Samir quit his job at the end of 2004. He was still basking in the lull of his idleness when a sojourn in Goa with his family prompted him into action. ‘I wanted to make this journey straight from the north in the hills to down south, but that would have been in the summer. So I thought the best thing would be the coast,’ says Samir. He planned to move along the west coast to the east and keep at it until his travelling exhausted him. He had already decided he was going to target small town India and to search out the towns he purchased a map. He quips, ‘The good thing about that map was that it had names of towns I did not know of. And that meant I didn’t do well in geography in class. So ignorance is bliss and it gives you a chance to travel.’


Much of the humour in the book is derived from everyday situations encountered. Samir’s countenance was the reason for much speculation amongst the natives of the places he visited. Some people would speak to him in English assuming that he is a foreigner. To these he would respond with ‘Jai Hind’ to remove the false notion and prove that he holds an Indian passport just as they do. Often he was mistaken for a traveller from the north of India, which would invite conversation in Hindi. Others confused him for a salesperson hauling goodies in his enormous rucksack. All in all, the young man from Nagpur (Samir) believes he was looked upon as the ‘Hunchback of – not Notre Dame – but India’, with his weighty baggage claiming his back. He says, ‘They would think of me as something strange because I did not fit into that place and that would start out talk.’
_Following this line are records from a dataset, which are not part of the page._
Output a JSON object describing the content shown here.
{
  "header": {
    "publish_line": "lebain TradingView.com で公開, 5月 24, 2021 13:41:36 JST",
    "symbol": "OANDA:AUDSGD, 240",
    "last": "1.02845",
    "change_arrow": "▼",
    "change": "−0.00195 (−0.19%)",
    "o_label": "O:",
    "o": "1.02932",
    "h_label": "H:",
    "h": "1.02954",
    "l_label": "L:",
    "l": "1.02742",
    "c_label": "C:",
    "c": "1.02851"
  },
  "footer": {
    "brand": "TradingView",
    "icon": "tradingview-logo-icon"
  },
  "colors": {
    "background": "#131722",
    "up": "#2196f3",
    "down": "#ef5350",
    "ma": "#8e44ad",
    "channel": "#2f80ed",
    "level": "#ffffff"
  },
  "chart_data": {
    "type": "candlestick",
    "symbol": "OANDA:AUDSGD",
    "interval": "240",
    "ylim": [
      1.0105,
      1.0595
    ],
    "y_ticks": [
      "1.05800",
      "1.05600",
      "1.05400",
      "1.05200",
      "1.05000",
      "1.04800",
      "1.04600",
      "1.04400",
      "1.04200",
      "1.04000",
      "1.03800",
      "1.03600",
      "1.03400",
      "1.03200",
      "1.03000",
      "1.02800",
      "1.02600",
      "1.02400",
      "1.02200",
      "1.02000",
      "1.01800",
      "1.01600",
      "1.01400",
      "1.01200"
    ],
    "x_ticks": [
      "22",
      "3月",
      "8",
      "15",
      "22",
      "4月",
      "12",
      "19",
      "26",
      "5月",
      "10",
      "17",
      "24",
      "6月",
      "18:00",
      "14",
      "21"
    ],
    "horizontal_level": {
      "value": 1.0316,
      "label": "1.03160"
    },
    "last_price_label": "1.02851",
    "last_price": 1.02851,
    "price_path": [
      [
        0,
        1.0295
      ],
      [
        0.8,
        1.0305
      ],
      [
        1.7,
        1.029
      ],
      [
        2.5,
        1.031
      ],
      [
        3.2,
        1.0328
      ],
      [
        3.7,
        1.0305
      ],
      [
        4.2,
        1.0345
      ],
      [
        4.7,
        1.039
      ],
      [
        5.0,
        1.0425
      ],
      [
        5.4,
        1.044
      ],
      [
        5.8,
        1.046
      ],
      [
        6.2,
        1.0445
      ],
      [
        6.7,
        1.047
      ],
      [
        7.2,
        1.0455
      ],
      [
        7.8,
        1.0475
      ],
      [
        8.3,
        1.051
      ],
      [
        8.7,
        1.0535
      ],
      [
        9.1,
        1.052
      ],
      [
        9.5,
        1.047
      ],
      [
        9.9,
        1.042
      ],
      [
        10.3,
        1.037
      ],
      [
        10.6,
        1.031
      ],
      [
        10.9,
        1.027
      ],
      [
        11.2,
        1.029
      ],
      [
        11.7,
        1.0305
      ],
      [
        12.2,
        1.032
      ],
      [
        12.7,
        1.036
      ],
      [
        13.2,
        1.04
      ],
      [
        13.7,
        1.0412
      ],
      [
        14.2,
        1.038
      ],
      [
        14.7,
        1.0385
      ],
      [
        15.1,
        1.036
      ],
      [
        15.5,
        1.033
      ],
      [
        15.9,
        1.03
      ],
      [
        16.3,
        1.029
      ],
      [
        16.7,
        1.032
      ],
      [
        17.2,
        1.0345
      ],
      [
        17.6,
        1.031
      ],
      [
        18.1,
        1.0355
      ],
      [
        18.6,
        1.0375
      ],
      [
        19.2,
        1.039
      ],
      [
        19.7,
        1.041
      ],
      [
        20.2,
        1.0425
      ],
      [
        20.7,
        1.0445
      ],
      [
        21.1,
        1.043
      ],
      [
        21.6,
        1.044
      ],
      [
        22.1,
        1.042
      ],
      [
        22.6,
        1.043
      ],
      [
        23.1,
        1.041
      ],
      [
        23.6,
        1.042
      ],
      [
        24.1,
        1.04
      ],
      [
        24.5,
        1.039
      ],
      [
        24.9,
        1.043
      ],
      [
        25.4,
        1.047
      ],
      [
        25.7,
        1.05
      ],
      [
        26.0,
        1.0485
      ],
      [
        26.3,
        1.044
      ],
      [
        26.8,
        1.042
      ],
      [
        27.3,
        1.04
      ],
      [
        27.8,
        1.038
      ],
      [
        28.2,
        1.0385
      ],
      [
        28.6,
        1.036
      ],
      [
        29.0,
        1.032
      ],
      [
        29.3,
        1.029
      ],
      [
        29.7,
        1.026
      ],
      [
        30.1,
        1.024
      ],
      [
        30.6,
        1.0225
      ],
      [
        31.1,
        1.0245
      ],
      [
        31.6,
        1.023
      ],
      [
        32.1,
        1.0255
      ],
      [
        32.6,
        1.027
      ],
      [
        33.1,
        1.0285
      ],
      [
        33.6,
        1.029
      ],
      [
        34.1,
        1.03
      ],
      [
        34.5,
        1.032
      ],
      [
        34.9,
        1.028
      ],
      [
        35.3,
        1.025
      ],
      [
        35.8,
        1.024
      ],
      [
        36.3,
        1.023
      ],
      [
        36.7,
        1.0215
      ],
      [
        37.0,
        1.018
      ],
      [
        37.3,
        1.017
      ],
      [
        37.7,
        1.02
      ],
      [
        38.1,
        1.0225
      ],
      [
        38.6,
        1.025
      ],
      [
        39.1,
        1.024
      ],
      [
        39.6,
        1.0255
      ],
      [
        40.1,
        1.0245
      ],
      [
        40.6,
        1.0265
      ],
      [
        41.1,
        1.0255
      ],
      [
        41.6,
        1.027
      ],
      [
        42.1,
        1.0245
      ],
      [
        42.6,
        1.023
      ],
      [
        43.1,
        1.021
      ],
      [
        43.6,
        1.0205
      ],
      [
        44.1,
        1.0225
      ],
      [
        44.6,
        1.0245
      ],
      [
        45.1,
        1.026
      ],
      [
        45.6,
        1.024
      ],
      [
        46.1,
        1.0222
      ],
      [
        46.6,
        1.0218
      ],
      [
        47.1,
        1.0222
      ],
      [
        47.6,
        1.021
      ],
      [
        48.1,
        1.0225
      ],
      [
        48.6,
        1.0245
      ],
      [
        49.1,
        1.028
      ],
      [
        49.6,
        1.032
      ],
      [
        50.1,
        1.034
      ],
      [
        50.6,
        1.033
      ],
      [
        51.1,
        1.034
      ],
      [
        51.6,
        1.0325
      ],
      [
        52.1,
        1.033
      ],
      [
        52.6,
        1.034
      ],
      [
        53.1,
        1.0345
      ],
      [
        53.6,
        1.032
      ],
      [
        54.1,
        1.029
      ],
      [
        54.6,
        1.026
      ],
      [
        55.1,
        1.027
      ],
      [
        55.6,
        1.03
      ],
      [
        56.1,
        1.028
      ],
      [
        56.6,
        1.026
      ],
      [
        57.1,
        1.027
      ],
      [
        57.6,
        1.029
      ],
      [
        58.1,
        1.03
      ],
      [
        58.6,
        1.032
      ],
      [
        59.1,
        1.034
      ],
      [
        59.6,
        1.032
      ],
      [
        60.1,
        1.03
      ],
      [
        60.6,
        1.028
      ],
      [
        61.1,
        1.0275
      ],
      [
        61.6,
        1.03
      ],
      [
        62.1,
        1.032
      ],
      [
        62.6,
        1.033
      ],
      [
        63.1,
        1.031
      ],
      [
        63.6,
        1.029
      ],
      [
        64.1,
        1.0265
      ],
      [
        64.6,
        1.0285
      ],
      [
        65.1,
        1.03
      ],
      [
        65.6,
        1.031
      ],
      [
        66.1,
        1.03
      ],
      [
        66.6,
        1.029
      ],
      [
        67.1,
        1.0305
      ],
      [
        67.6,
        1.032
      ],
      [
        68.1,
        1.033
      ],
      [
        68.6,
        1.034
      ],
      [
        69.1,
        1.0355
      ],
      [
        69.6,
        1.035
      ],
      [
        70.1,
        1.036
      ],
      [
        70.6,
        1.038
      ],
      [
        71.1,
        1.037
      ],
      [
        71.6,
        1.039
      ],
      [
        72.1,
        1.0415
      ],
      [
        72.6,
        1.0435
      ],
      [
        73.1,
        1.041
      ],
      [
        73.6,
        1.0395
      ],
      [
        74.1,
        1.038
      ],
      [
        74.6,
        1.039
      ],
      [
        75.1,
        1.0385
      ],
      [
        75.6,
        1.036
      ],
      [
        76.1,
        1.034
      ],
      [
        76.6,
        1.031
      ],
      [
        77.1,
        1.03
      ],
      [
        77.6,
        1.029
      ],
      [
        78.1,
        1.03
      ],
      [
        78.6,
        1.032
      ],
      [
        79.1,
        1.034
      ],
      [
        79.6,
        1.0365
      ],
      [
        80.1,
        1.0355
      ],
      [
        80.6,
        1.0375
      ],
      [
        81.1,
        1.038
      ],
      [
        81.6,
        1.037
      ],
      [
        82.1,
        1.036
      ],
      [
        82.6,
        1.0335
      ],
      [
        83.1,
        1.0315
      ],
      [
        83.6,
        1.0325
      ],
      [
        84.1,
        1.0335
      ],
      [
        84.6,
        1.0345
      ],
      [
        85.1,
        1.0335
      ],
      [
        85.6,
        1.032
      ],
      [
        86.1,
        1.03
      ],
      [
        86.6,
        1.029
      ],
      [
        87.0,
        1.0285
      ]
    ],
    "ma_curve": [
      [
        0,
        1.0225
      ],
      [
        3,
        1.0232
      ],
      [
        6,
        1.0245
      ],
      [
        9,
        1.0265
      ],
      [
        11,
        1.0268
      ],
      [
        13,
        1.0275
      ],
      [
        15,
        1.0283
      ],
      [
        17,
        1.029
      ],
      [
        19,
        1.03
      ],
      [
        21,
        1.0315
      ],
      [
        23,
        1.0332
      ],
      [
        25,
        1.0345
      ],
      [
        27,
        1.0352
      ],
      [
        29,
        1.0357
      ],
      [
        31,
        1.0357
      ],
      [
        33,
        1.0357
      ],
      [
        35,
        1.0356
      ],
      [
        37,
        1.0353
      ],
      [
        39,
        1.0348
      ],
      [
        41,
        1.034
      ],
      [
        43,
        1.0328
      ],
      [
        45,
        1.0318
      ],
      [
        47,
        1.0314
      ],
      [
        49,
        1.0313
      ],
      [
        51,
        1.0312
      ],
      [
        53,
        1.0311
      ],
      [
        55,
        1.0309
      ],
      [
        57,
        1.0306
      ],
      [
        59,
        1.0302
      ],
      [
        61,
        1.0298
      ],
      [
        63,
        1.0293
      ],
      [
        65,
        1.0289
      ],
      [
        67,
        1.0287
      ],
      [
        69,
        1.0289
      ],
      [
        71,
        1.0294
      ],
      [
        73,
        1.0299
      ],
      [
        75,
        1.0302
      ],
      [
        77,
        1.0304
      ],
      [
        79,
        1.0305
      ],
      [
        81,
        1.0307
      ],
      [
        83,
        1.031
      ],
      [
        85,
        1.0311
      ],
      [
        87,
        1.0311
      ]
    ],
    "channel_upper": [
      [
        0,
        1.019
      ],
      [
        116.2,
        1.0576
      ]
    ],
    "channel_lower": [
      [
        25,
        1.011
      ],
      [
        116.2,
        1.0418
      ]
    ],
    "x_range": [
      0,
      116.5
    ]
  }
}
‘The good thing about food is that I’m very secular. Anything is welcome on my plate,’ says Samir, who did not have much trouble with his diet. As he had grown up in the south, he opted for places he had never visited before and this allowed him to be adventurous in his eating habits. 


Language posed a problem. At one point, at a particular town, he decided not to speak to anyone. Not being able to converse easily may have made the trip a lonesome one on occasion, but the challenge presented by the impediment made communication interesting and fun in resorting to means other than words and sounds.


Samir discovered the people he came across on his expedition to be welcoming and open towards him. The presence of food items like pizzas, hamburgers and Chinese dishes making their way to these small towns, only altered to suit their taste, displays a desire for integration, having new experiences and economic growth.


In terms of an unpleasant happening, Samir recalls an incident where he was put up in one of the few rooms at a hall in Bheemunipatnam (Andhra Pradesh). At midnight, he was rudely awakened by attempts to open the door to his room, accompanied by loud knocks and calls. Confused and fearing the worst, he adamantly refused to budge. Later he realised that the man who had tried to wake him up so vigorously had done it to get Samir to switch off the light in the hall. Therefore, the disagreeable occurrence turned out to be merely a misunderstanding.

Samir says, ‘I kept a diary making short notes, thinking I would go back home, grow old and look back and say, “Wow, Samir you did this!”.’ Midway through his journey he realised that his experiences were good material for a book. On returning home and undergoing a process of recuperating from the rigours of his trip, he began writing the first draft of his travelogue. There were regrets of not having made more of the journey than he did, as that would have added to the book. Nonetheless, the six months of writing were a time spent in a pleasurable venture as Samir loves to write.


The prospect of going back to the places visited after all these years, to make a comparison of the changes brought about by time, has some amount of appeal. At the same time, Samir would like to see new places as well. The hardships of a second tour of six months, such as the one he undertook in 2005, tend to colour his enthusiasm a shade of yellow in deference to a more comfortable existence in his present state. Whether there will be a sequel to 1400 Bananas, 76 Towns and 1 Million People rests largely on Samir’s motivation to pick up the trail where he left off.